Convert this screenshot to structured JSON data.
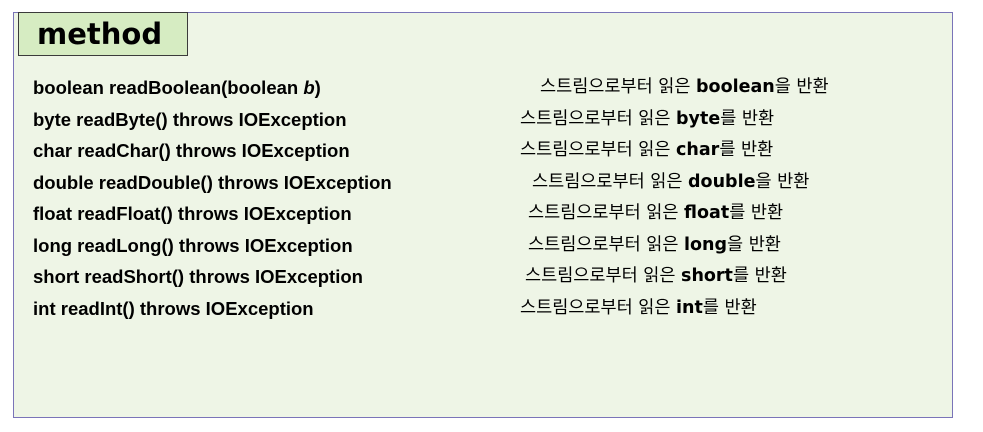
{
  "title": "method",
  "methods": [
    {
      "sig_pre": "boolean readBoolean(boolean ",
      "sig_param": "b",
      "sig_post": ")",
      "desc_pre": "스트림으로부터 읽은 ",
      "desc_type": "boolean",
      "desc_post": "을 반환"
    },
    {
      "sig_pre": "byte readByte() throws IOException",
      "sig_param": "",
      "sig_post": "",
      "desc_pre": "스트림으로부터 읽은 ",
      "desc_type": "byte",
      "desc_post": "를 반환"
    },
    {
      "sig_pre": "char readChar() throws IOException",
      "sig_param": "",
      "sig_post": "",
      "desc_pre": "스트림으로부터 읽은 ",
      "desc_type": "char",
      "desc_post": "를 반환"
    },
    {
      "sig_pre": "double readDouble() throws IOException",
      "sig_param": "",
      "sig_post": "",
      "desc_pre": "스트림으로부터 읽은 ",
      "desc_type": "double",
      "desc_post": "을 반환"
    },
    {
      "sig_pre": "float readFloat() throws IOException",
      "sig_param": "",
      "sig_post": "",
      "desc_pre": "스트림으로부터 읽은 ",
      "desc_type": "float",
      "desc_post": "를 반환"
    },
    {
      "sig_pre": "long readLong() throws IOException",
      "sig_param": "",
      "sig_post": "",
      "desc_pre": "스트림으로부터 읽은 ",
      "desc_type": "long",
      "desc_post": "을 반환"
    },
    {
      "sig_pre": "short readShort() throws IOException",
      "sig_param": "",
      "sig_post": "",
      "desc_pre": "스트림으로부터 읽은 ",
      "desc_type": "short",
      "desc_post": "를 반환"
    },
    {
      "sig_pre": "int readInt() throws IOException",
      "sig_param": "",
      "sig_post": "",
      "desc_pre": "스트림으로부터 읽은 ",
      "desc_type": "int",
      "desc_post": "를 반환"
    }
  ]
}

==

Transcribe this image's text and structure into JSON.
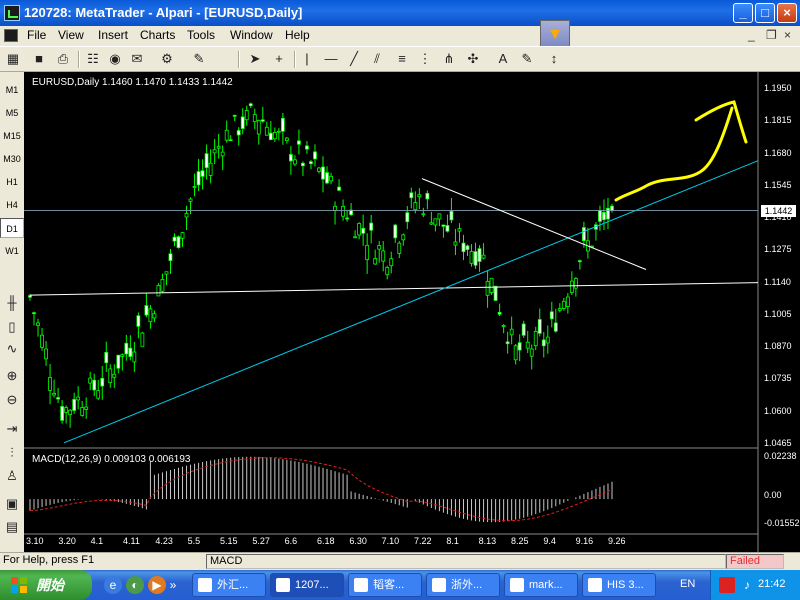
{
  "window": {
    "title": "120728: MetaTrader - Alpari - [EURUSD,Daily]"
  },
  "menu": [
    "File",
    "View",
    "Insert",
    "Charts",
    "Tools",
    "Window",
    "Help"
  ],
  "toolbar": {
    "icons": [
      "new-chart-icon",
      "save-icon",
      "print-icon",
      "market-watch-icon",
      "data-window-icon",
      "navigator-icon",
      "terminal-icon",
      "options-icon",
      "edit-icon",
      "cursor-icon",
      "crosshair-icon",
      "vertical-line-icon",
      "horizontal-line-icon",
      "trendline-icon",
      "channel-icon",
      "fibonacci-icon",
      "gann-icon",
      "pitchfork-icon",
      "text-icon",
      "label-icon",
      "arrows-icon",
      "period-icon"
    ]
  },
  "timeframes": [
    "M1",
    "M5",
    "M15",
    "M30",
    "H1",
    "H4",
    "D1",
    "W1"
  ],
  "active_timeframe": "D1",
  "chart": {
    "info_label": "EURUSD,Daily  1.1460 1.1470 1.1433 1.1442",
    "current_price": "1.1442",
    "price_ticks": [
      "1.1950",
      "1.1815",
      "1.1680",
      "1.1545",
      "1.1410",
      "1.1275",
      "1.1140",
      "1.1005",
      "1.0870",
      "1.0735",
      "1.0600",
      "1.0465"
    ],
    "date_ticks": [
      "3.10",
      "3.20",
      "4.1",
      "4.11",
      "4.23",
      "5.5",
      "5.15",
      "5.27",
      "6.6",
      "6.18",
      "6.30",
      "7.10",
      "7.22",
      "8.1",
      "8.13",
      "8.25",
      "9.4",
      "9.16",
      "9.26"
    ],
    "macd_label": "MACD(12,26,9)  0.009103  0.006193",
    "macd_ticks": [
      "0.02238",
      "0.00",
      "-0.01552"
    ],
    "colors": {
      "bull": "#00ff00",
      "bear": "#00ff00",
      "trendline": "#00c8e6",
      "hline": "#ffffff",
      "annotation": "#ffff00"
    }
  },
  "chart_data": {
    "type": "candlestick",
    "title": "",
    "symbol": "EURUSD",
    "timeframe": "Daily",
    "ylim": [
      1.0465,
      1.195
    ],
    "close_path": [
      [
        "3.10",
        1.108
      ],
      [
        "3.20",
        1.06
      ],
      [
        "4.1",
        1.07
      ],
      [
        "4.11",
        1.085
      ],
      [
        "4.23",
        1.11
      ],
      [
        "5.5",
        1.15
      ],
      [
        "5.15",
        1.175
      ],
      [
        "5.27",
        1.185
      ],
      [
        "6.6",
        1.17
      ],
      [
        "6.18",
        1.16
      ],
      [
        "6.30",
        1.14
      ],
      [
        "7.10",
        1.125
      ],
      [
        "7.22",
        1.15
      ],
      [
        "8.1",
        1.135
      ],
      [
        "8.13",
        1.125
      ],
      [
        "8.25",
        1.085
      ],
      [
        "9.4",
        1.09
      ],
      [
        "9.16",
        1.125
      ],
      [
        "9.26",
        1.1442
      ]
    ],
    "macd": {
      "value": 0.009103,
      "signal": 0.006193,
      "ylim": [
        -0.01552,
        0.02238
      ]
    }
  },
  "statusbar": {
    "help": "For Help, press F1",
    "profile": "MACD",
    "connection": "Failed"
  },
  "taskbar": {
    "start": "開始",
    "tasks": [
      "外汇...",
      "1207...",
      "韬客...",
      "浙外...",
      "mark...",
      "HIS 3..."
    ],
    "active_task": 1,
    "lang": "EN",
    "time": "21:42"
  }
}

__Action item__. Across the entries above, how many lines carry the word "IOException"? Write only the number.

__Reply__. 7